*** PROVIDED ENTRIES

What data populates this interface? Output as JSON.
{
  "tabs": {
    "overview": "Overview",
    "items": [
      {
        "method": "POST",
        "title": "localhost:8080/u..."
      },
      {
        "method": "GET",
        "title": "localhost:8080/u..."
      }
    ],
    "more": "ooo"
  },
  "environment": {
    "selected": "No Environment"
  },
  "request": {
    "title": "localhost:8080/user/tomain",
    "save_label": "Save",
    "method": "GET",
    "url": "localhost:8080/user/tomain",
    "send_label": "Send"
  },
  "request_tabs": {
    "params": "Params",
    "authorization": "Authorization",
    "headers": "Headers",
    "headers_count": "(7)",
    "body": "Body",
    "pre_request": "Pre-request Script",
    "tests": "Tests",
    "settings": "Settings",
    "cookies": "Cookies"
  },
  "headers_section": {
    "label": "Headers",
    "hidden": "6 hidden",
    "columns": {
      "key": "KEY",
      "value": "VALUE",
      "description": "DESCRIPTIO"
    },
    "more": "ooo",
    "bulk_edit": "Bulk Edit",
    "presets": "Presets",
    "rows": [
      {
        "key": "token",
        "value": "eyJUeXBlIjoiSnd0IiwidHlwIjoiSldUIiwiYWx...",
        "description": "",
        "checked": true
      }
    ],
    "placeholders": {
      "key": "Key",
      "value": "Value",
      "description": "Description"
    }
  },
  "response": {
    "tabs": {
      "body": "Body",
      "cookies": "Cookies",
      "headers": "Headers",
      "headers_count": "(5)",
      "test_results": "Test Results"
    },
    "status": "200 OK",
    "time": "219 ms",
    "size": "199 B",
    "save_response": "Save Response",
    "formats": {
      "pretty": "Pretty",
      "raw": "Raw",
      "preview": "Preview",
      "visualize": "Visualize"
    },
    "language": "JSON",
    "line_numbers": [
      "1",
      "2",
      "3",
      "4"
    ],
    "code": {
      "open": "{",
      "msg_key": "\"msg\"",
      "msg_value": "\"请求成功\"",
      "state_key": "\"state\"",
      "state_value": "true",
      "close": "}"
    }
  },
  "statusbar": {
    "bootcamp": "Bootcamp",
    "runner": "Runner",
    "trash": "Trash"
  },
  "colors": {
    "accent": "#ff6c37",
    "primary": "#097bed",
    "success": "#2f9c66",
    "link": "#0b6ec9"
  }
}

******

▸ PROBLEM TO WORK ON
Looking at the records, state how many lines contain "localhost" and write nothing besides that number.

▸ EXERCISE ANSWER
4